A federal judge has dismissed a case launched by cardroom operator Maverick Gaming that sought to invalidate tribal sports betting compacts in the Evergreen State.
The case’s failure means that Maverick’s push for sports betting a within neighborhood cardrooms is for now dead.
The federal lawsuit – which was filed in January 2022 – sought to challenge tribal sports betting compacts which granted tribes exclusive rights to offer some forms of gaming – notably sports betting – in Washington non-tribal commercial gaming properties.
State tribal interests have characterized the suit as a direct attack on the Indian Gaming Regulatory Act (IGRA), the 1988 federal law which provides the legal basis for tribal gaming.
The dispute dates back to March 2020 when governor Jay Inslee signed into the law House Bill 2638 which legalized in-person sports betting at Class III gaming facilities.
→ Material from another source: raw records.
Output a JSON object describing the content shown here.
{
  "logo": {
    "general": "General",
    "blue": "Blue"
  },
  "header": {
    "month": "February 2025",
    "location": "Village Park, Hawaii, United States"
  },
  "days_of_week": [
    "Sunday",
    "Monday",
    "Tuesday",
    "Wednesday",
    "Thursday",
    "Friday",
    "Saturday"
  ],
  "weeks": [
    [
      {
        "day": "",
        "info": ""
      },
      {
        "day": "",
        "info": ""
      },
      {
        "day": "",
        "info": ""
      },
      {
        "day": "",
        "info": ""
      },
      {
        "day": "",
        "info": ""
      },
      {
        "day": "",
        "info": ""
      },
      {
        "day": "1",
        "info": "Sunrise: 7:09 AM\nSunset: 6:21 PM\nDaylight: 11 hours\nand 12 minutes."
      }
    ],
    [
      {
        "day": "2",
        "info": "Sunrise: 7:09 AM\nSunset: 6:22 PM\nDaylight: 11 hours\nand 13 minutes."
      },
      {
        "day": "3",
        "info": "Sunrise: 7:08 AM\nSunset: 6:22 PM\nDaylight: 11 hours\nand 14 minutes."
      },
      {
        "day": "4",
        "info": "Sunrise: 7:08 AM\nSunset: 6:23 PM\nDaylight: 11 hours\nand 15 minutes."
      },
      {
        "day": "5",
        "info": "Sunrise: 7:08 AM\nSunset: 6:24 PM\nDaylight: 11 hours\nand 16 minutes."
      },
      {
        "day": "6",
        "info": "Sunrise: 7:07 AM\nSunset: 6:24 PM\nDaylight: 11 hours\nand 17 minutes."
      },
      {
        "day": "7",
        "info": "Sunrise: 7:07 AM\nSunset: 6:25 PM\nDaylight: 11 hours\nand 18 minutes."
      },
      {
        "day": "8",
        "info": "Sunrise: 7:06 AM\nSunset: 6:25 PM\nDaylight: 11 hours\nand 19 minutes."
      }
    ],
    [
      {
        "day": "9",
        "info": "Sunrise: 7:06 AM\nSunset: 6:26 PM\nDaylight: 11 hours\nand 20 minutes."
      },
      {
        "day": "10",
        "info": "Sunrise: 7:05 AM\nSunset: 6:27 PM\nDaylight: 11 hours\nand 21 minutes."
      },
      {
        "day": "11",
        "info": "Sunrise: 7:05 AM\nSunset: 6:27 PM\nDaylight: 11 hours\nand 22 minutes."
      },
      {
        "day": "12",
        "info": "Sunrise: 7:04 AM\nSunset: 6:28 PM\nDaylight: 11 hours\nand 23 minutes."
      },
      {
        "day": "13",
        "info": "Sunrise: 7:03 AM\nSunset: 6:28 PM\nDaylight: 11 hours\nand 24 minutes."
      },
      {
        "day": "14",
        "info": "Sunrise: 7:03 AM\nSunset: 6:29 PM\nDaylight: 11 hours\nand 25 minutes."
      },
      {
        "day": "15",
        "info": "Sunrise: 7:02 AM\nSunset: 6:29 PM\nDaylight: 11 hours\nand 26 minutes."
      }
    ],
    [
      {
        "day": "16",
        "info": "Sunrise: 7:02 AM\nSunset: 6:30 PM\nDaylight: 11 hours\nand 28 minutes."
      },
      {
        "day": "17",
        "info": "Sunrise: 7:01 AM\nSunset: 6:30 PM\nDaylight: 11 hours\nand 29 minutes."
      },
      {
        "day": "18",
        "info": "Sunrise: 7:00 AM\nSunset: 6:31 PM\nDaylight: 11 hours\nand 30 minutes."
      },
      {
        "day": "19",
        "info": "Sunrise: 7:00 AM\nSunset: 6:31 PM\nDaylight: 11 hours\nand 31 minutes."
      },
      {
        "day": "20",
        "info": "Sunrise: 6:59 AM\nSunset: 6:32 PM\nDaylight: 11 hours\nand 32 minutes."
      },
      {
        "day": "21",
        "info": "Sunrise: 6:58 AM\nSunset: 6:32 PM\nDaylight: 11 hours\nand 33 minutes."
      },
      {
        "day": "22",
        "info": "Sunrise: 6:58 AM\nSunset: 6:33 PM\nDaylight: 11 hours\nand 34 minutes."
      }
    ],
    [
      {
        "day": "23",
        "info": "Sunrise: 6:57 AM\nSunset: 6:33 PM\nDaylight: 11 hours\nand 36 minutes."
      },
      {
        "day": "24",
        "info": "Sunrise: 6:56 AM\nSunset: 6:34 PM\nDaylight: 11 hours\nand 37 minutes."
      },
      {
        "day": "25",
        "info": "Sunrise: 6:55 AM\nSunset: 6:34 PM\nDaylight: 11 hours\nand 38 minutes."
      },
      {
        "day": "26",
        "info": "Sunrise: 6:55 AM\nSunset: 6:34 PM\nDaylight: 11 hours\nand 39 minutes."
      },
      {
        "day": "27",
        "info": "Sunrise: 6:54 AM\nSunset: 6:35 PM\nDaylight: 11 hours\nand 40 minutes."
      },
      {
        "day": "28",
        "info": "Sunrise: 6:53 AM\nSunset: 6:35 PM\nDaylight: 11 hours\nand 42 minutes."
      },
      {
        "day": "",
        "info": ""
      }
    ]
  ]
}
Nine state tribes were authorized to offer sports betting in September 2021, after their state gaming compacts were altered.
Maverick argued that the law was being used to shield tribes against competition and create monopolies for certain forms of gaming – while state tribes have argued that the operator’s suit aimed to invalidate tribal compacts in their entirety.
Motion to dismiss
In September, the Shoalwater Bay Tribe filed a motion seeking to dismiss the legal action, arguing that – even though the tribe was not named in the proceedings due to their sovereign immunity – “Washington tribes were the true targets of the suit”.
Federal judge David Estudillo concurred.
“The court finds that Shoalwater has not waived its sovereign immunity and cannot be joined to this action… Absent an express waiver by Congress or a clear and unequivocal waiver by the tribe, tribes retain sovereign immunity from suit,” Estudillo wrote in his ruling.
The Chair of the Shoalwater Bay Tribe Charlene Nelson argued that the ruling substantiated the tribe’s assentation that Maverick’s suit was an attempt to undermine the sovereign rights of Indian tribes nationally, as well as on a state level.
“We appreciate that Judge Estudillo understood that and has now dismissed the case,” she said.
“This is an important legal victory,” added the executive director of the Washington Indian Gaming Association, Rebecca George. “Maverick’s lawsuit was a direct attack on the federal Indian Gaming Regulatory Act (IGRA), which over the last three decades has been a pathway for tribes to regain their self-reliance by generating revenue to lift tribal communities out of poverty and despair.
“It is also a strong ratification of the collaborative and productive relationship that Washington’s tribes have developed with state and federal officials to create a safe, limited and well-regulated system of gaming in Washington State.”